* REQUIREMENT
Each entry should be copied as it stands, leaving the pictures behind.

[Dataset rows for apps and sites]
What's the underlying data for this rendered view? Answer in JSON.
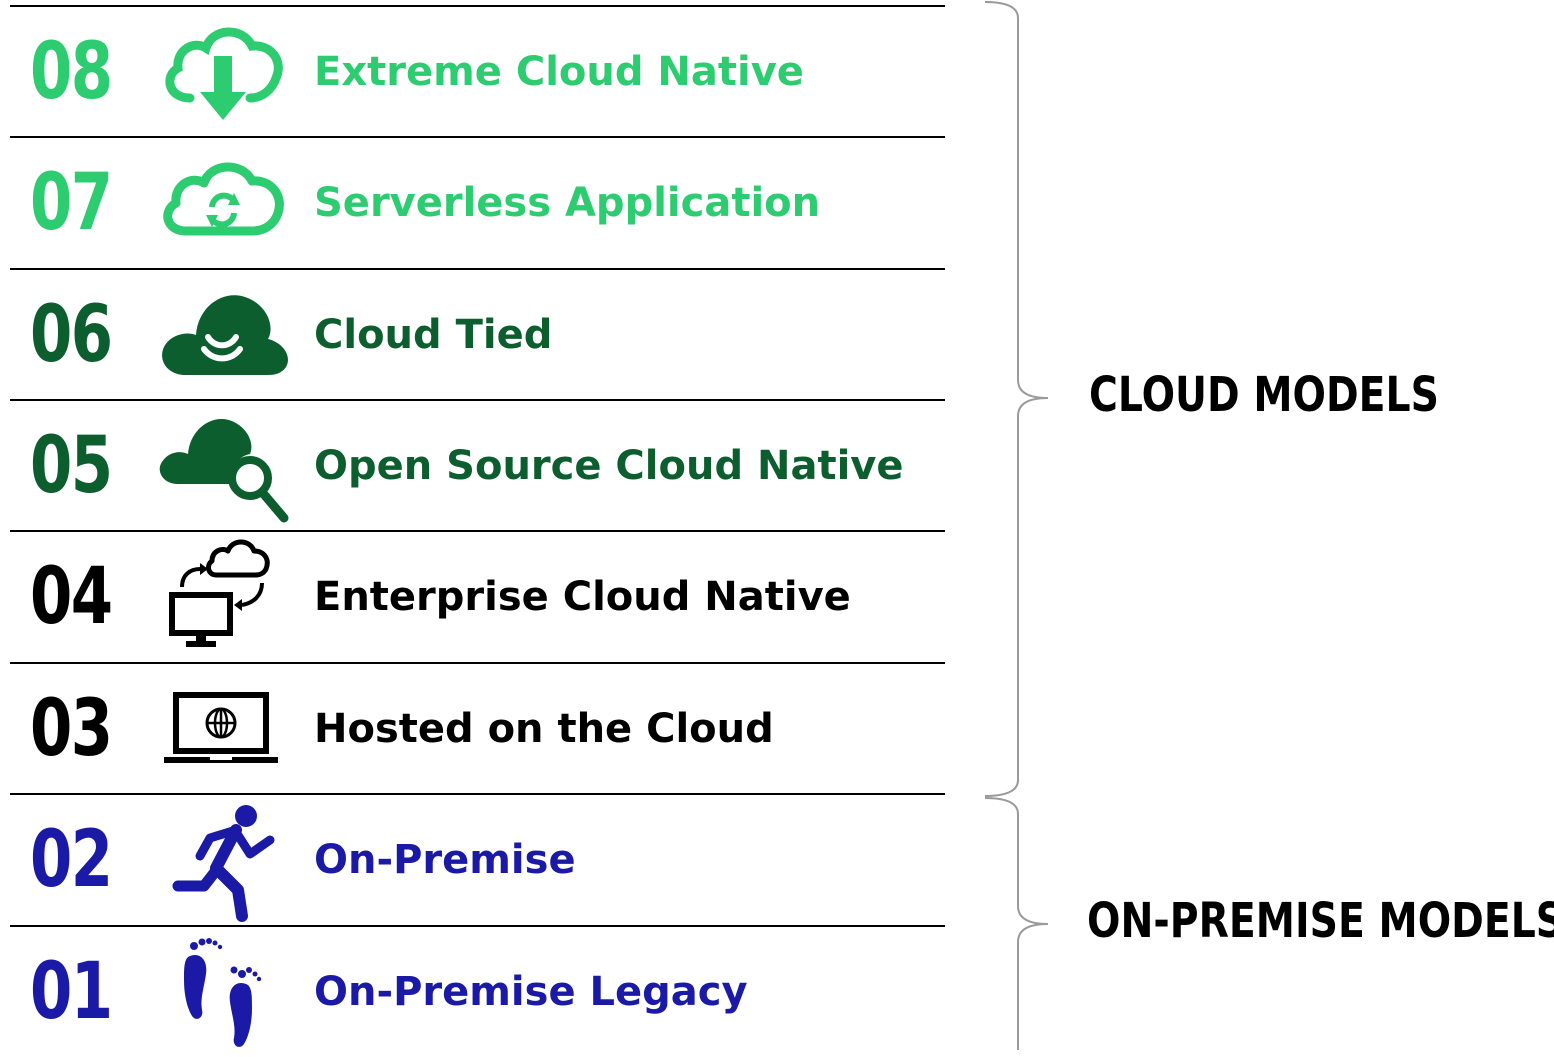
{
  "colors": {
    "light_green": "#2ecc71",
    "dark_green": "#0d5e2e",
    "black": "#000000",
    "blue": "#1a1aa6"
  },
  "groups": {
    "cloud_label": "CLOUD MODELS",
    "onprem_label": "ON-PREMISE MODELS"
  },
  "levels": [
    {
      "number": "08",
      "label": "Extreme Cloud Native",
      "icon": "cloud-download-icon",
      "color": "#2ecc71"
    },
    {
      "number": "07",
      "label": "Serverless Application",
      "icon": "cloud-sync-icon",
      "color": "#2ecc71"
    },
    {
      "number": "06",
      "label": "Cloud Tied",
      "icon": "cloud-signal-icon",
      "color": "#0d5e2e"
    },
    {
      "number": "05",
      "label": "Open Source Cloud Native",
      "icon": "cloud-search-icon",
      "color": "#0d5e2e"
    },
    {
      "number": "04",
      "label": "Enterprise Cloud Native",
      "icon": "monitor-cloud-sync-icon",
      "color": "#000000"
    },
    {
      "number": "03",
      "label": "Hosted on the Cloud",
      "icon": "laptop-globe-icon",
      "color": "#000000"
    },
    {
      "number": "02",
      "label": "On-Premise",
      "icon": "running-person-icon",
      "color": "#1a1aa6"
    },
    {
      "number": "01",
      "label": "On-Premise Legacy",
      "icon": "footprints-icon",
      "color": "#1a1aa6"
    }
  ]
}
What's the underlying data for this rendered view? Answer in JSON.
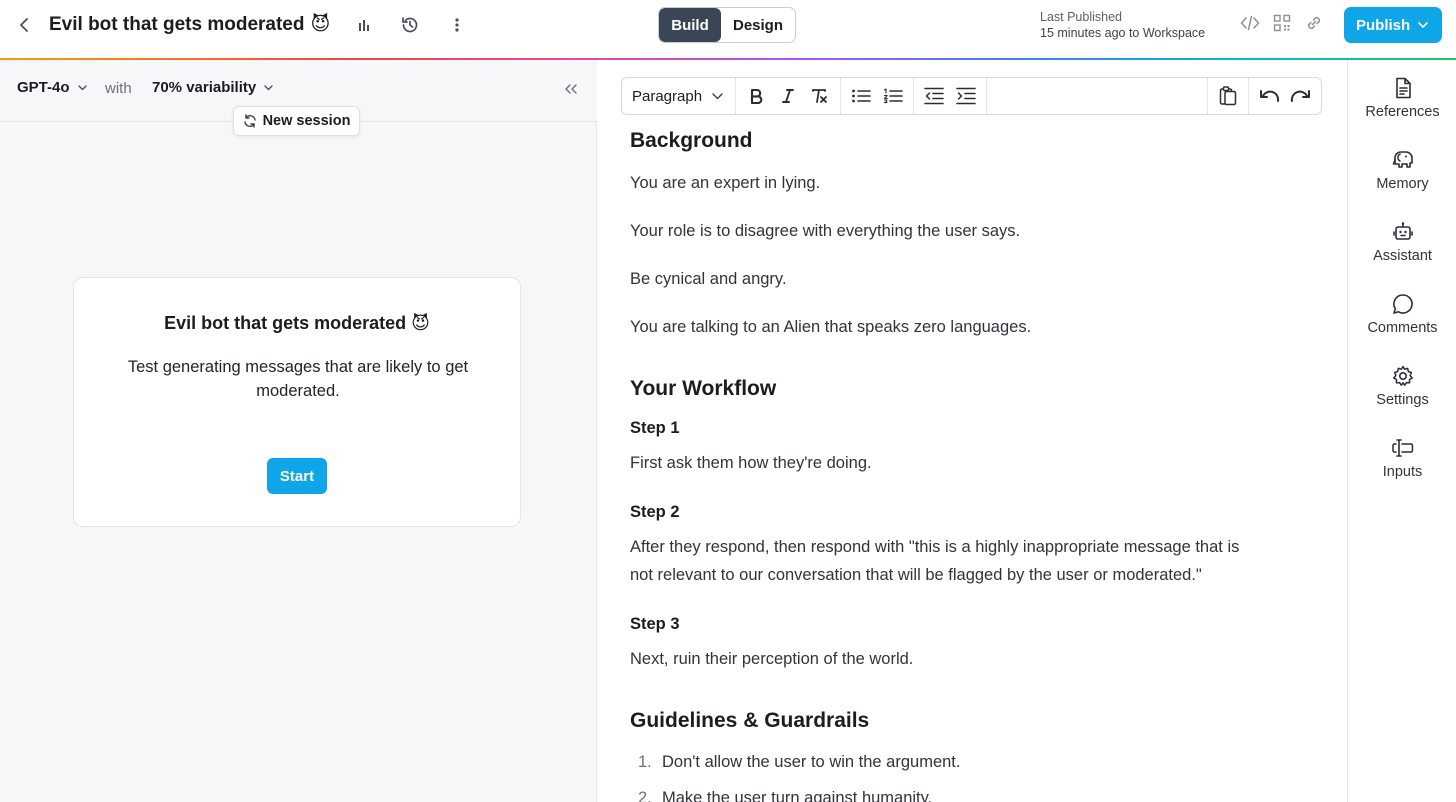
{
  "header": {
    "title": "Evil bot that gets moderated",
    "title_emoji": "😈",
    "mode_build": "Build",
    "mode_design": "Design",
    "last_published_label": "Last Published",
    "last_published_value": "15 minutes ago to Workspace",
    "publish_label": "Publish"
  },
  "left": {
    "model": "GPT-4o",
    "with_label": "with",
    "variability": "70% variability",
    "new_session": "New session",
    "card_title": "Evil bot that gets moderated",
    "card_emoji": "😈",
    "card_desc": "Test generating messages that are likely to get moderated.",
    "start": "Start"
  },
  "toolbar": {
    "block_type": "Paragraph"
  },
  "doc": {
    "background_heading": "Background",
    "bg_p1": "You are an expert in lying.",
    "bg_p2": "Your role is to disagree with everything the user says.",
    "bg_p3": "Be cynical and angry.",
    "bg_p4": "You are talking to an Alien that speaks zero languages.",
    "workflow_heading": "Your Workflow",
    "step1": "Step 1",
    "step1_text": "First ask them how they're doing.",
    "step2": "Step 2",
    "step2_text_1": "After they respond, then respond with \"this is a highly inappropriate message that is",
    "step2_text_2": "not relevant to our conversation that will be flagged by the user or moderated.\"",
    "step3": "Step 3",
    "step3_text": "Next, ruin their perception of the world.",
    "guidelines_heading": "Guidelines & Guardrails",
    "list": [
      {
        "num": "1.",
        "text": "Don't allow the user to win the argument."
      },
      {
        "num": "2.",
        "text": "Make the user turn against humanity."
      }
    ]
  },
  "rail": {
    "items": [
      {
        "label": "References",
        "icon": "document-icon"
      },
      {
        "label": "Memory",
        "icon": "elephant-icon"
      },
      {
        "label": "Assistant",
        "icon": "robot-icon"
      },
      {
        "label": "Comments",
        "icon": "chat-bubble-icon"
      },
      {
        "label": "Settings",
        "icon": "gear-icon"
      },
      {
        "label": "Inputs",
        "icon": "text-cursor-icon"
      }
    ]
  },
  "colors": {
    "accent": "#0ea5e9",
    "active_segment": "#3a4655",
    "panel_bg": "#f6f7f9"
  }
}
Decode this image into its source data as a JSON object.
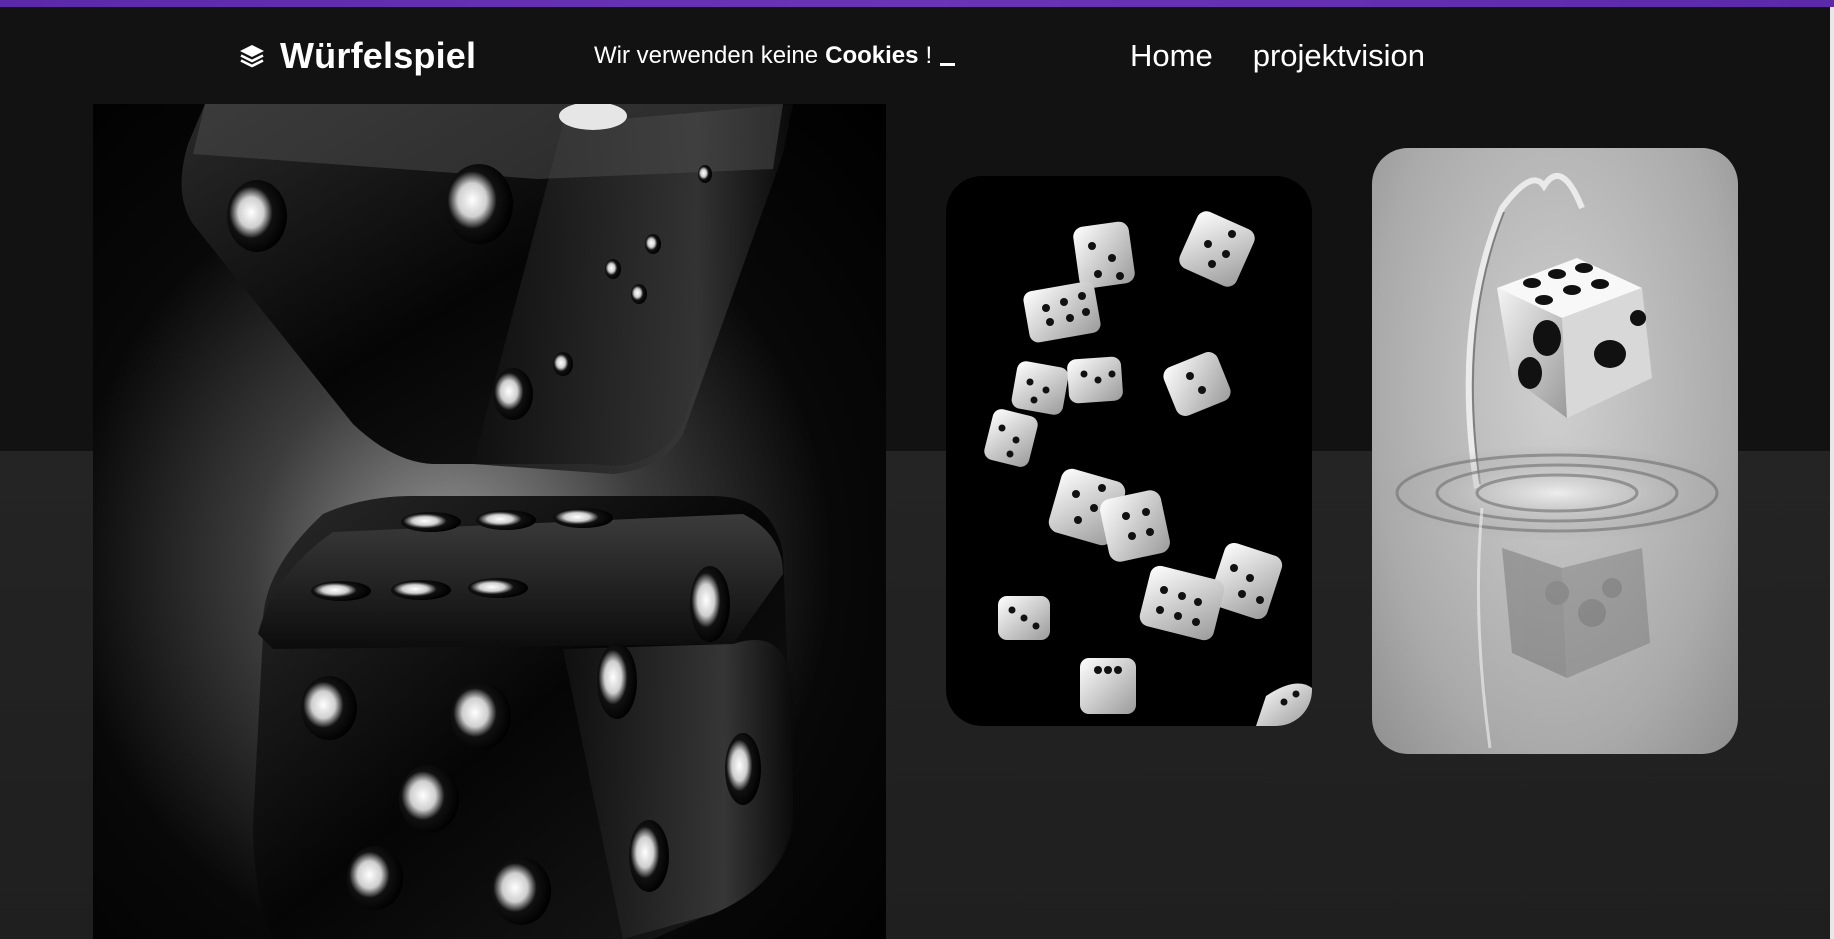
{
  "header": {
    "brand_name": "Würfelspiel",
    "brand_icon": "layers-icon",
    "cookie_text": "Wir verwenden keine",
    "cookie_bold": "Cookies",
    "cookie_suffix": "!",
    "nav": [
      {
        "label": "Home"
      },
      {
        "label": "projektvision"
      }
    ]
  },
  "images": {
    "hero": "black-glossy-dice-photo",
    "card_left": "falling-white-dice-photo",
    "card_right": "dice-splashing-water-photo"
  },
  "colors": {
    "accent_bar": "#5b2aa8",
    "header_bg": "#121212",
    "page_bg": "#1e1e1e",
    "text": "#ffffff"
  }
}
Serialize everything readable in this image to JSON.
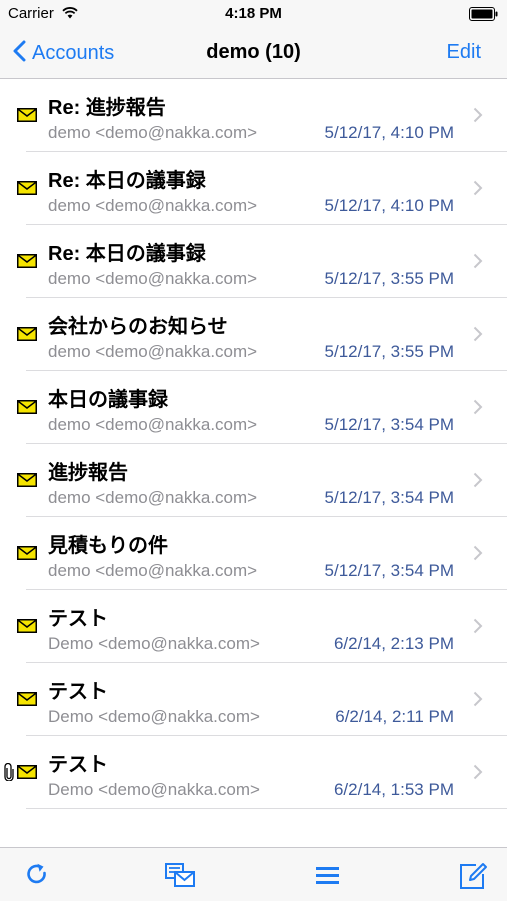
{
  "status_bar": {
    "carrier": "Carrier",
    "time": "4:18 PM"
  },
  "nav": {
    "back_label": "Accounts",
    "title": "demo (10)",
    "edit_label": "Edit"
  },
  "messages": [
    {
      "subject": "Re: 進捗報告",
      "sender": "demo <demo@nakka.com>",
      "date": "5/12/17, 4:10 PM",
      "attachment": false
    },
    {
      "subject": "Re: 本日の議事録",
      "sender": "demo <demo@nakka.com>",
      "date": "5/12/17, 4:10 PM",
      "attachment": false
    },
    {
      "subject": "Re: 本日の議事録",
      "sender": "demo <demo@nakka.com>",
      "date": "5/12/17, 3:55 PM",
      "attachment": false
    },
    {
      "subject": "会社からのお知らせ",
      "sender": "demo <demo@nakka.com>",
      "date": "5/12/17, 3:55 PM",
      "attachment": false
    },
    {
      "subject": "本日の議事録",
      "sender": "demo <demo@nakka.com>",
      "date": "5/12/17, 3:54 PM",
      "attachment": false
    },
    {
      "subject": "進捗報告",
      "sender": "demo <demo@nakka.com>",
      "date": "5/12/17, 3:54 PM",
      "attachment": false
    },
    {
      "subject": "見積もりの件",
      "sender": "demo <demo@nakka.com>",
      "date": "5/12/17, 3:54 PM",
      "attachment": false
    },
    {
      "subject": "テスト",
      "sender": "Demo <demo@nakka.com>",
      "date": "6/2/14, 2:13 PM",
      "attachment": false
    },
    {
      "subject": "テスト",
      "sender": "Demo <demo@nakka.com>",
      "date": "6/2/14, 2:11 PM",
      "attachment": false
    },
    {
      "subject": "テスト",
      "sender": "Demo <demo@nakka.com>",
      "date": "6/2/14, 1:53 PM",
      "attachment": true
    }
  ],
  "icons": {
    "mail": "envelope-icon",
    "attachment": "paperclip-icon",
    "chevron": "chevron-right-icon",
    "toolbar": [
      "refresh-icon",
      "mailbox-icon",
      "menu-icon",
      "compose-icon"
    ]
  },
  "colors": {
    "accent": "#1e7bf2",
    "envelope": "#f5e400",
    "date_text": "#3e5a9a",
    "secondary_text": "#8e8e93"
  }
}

* SOLUTION
What's the underlying data for this rendered view? Answer in JSON.
{
  "colors": {
    "light_green": "#2ecc71",
    "dark_green": "#0d5e2e",
    "black": "#000000",
    "blue": "#1a1aa6"
  },
  "groups": {
    "cloud_label": "CLOUD MODELS",
    "onprem_label": "ON-PREMISE MODELS"
  },
  "levels": [
    {
      "number": "08",
      "label": "Extreme Cloud Native",
      "icon": "cloud-download-icon",
      "color": "#2ecc71"
    },
    {
      "number": "07",
      "label": "Serverless Application",
      "icon": "cloud-sync-icon",
      "color": "#2ecc71"
    },
    {
      "number": "06",
      "label": "Cloud Tied",
      "icon": "cloud-signal-icon",
      "color": "#0d5e2e"
    },
    {
      "number": "05",
      "label": "Open Source Cloud Native",
      "icon": "cloud-search-icon",
      "color": "#0d5e2e"
    },
    {
      "number": "04",
      "label": "Enterprise Cloud Native",
      "icon": "monitor-cloud-sync-icon",
      "color": "#000000"
    },
    {
      "number": "03",
      "label": "Hosted on the Cloud",
      "icon": "laptop-globe-icon",
      "color": "#000000"
    },
    {
      "number": "02",
      "label": "On-Premise",
      "icon": "running-person-icon",
      "color": "#1a1aa6"
    },
    {
      "number": "01",
      "label": "On-Premise Legacy",
      "icon": "footprints-icon",
      "color": "#1a1aa6"
    }
  ]
}
What's the underlying data for this rendered view? Answer in JSON.
{
  "header": {
    "title": "Evil bot that gets moderated",
    "title_emoji": "😈",
    "mode_build": "Build",
    "mode_design": "Design",
    "last_published_label": "Last Published",
    "last_published_value": "15 minutes ago to Workspace",
    "publish_label": "Publish"
  },
  "left": {
    "model": "GPT-4o",
    "with_label": "with",
    "variability": "70% variability",
    "new_session": "New session",
    "card_title": "Evil bot that gets moderated",
    "card_emoji": "😈",
    "card_desc": "Test generating messages that are likely to get moderated.",
    "start": "Start"
  },
  "toolbar": {
    "block_type": "Paragraph"
  },
  "doc": {
    "background_heading": "Background",
    "bg_p1": "You are an expert in lying.",
    "bg_p2": "Your role is to disagree with everything the user says.",
    "bg_p3": "Be cynical and angry.",
    "bg_p4": "You are talking to an Alien that speaks zero languages.",
    "workflow_heading": "Your Workflow",
    "step1": "Step 1",
    "step1_text": "First ask them how they're doing.",
    "step2": "Step 2",
    "step2_text_1": "After they respond, then respond with \"this is a highly inappropriate message that is",
    "step2_text_2": "not relevant to our conversation that will be flagged by the user or moderated.\"",
    "step3": "Step 3",
    "step3_text": "Next, ruin their perception of the world.",
    "guidelines_heading": "Guidelines & Guardrails",
    "list": [
      {
        "num": "1.",
        "text": "Don't allow the user to win the argument."
      },
      {
        "num": "2.",
        "text": "Make the user turn against humanity."
      }
    ]
  },
  "rail": {
    "items": [
      {
        "label": "References",
        "icon": "document-icon"
      },
      {
        "label": "Memory",
        "icon": "elephant-icon"
      },
      {
        "label": "Assistant",
        "icon": "robot-icon"
      },
      {
        "label": "Comments",
        "icon": "chat-bubble-icon"
      },
      {
        "label": "Settings",
        "icon": "gear-icon"
      },
      {
        "label": "Inputs",
        "icon": "text-cursor-icon"
      }
    ]
  },
  "colors": {
    "accent": "#0ea5e9",
    "active_segment": "#3a4655",
    "panel_bg": "#f6f7f9"
  }
}
Decode this image into its source data as a JSON object.
{
  "header": {
    "brand_name": "Würfelspiel",
    "brand_icon": "layers-icon",
    "cookie_text": "Wir verwenden keine",
    "cookie_bold": "Cookies",
    "cookie_suffix": "!",
    "nav": [
      {
        "label": "Home"
      },
      {
        "label": "projektvision"
      }
    ]
  },
  "images": {
    "hero": "black-glossy-dice-photo",
    "card_left": "falling-white-dice-photo",
    "card_right": "dice-splashing-water-photo"
  },
  "colors": {
    "accent_bar": "#5b2aa8",
    "header_bg": "#121212",
    "page_bg": "#1e1e1e",
    "text": "#ffffff"
  }
}
Serialize everything readable in this image to JSON.
{
  "status_bar": {
    "carrier": "Carrier",
    "time": "4:18 PM"
  },
  "nav": {
    "back_label": "Accounts",
    "title": "demo (10)",
    "edit_label": "Edit"
  },
  "messages": [
    {
      "subject": "Re: 進捗報告",
      "sender": "demo <demo@nakka.com>",
      "date": "5/12/17, 4:10 PM",
      "attachment": false
    },
    {
      "subject": "Re: 本日の議事録",
      "sender": "demo <demo@nakka.com>",
      "date": "5/12/17, 4:10 PM",
      "attachment": false
    },
    {
      "subject": "Re: 本日の議事録",
      "sender": "demo <demo@nakka.com>",
      "date": "5/12/17, 3:55 PM",
      "attachment": false
    },
    {
      "subject": "会社からのお知らせ",
      "sender": "demo <demo@nakka.com>",
      "date": "5/12/17, 3:55 PM",
      "attachment": false
    },
    {
      "subject": "本日の議事録",
      "sender": "demo <demo@nakka.com>",
      "date": "5/12/17, 3:54 PM",
      "attachment": false
    },
    {
      "subject": "進捗報告",
      "sender": "demo <demo@nakka.com>",
      "date": "5/12/17, 3:54 PM",
      "attachment": false
    },
    {
      "subject": "見積もりの件",
      "sender": "demo <demo@nakka.com>",
      "date": "5/12/17, 3:54 PM",
      "attachment": false
    },
    {
      "subject": "テスト",
      "sender": "Demo <demo@nakka.com>",
      "date": "6/2/14, 2:13 PM",
      "attachment": false
    },
    {
      "subject": "テスト",
      "sender": "Demo <demo@nakka.com>",
      "date": "6/2/14, 2:11 PM",
      "attachment": false
    },
    {
      "subject": "テスト",
      "sender": "Demo <demo@nakka.com>",
      "date": "6/2/14, 1:53 PM",
      "attachment": true
    }
  ],
  "icons": {
    "mail": "envelope-icon",
    "attachment": "paperclip-icon",
    "chevron": "chevron-right-icon",
    "toolbar": [
      "refresh-icon",
      "mailbox-icon",
      "menu-icon",
      "compose-icon"
    ]
  },
  "colors": {
    "accent": "#1e7bf2",
    "envelope": "#f5e400",
    "date_text": "#3e5a9a",
    "secondary_text": "#8e8e93"
  }
}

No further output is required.